A swift business is being done in Gustav-linked derivatives as energy companies and insurers scramble to cover themselves and others speculate the tropical storm will become a hurricane and wind its way into the Gulf of Mexico in coming days.
Insurance brokerage Carvill is among the companies to sell catastrophe, or cat, derivatives to plug gaps in reinsurance capacity that can follow disasters, such as Hurricane Katrina.
Of particular interest to energy companies are so-called cat-in-the-box products, which cover a specific geographic area that is home to many offshore oil and gas rigs.
"We have energy companies buying to protect rigs in the Gulf with the cat-in-the-box product ... while (coastal contracts) cover the landfall of the storm, and are being bought by insurers, reinsurers and hedge funds," Patrick Gonnelli, president of Carvill Capital Markets, said in a phone interview....MORE
HT: RISK Over-the-Counter who had this post last November (a little late in the season, eh wot?):
Casual observers of the catastrophe risk transfer market might be forgiven for thinking catastrophe bonds are the be-all and end-all when it comes to non-traditional sources of reinsurance. They're wrong.
Privately negotiated natural catastrophe derivatives and industry-loss warranties (ILWs), de facto catastrophe index options structured as reinsurance contracts, are viewed by many as an equally important instrument in encouraging the convergence of insurance and financial risks....
We had this in July '07:
How To Hedge A Hurricane
And in Feb. '07:
ME-Carvill Hurricane Index to be Available for 2007 Hurricane Season
(oops, RISK beat us on that one by three days)
Oil-Rig Insurers Brace for Test as Gustav Bears Down
Tropical Storm Gustav, projected to reach the Gulf of Mexico by Sunday, may reveal whether insurers have done enough to limit risks of covering offshore oil rigs in the wake of hurricanes Katrina and Rita.

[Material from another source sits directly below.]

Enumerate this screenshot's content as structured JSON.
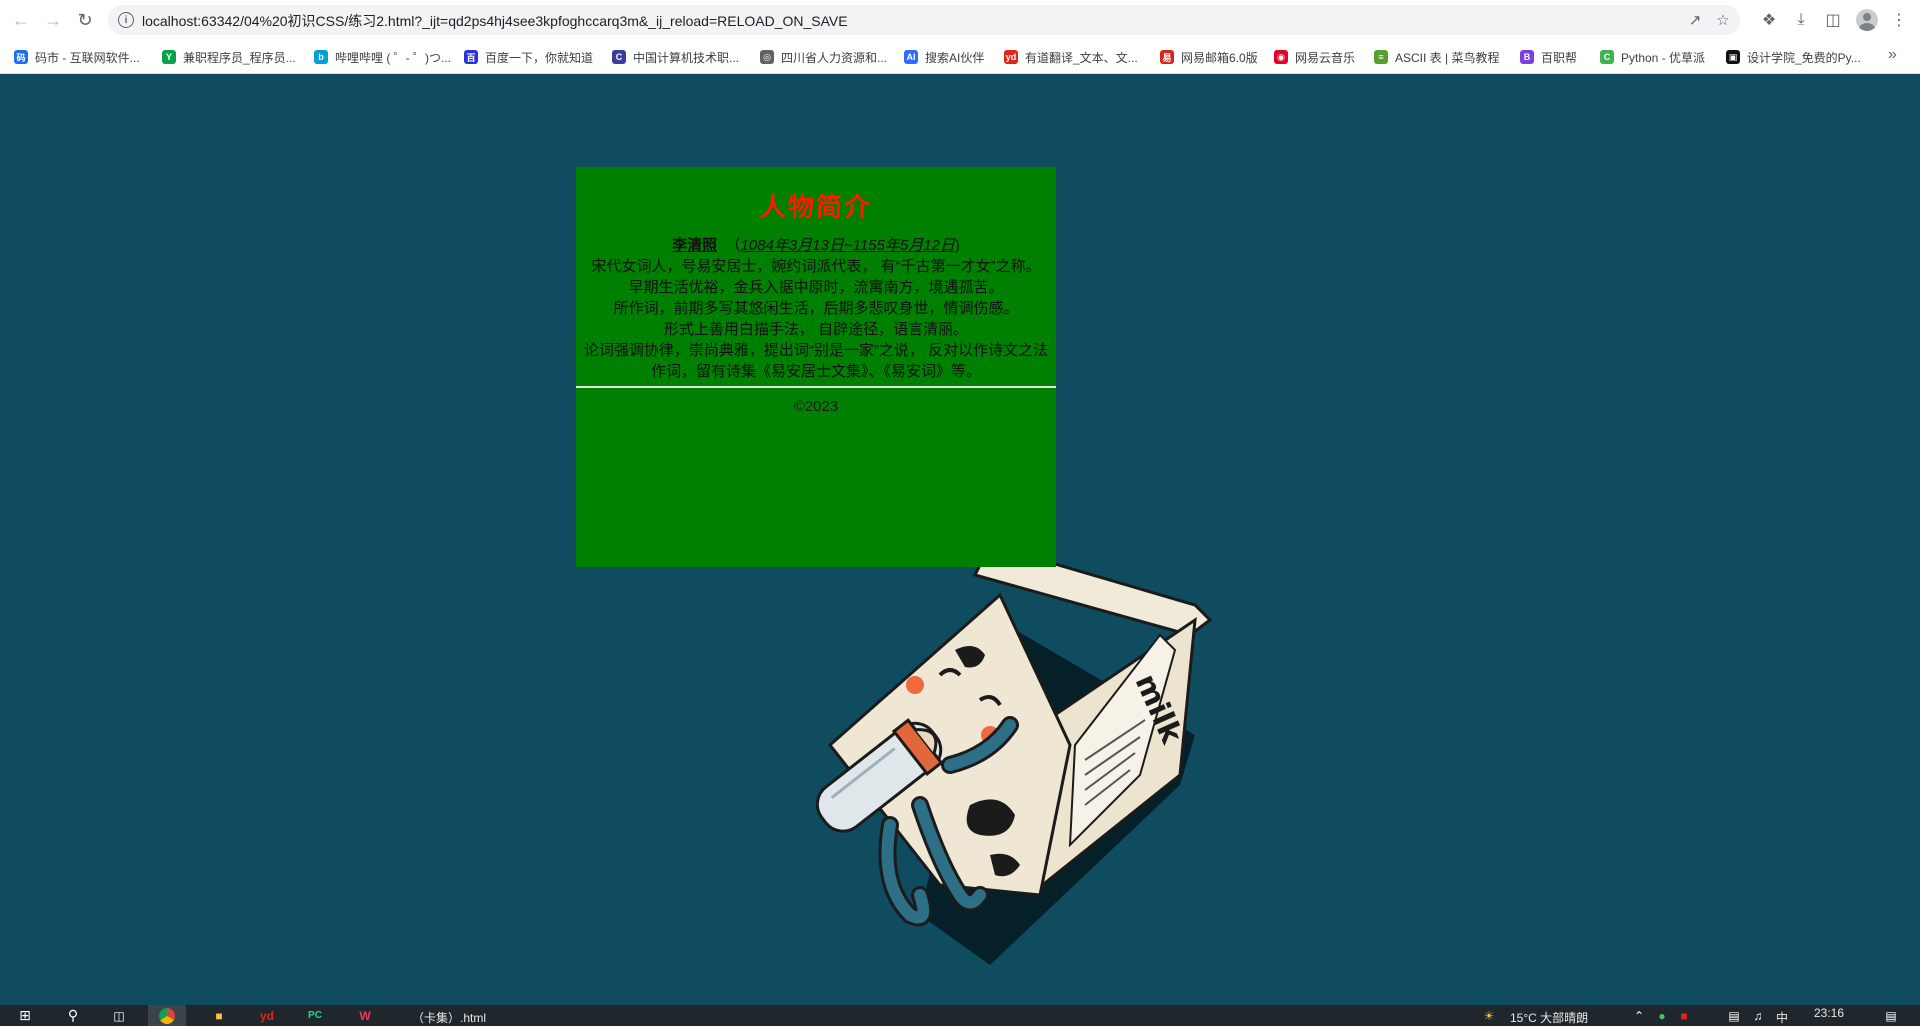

American International Group Inc., Zurich Financial Services Group AG and Liberty Mutual Group Inc. were among insurers that raised prices fivefold and capped losses after the two hurricanes caused record offshore claims estimated at $8 billion in 2005....MORE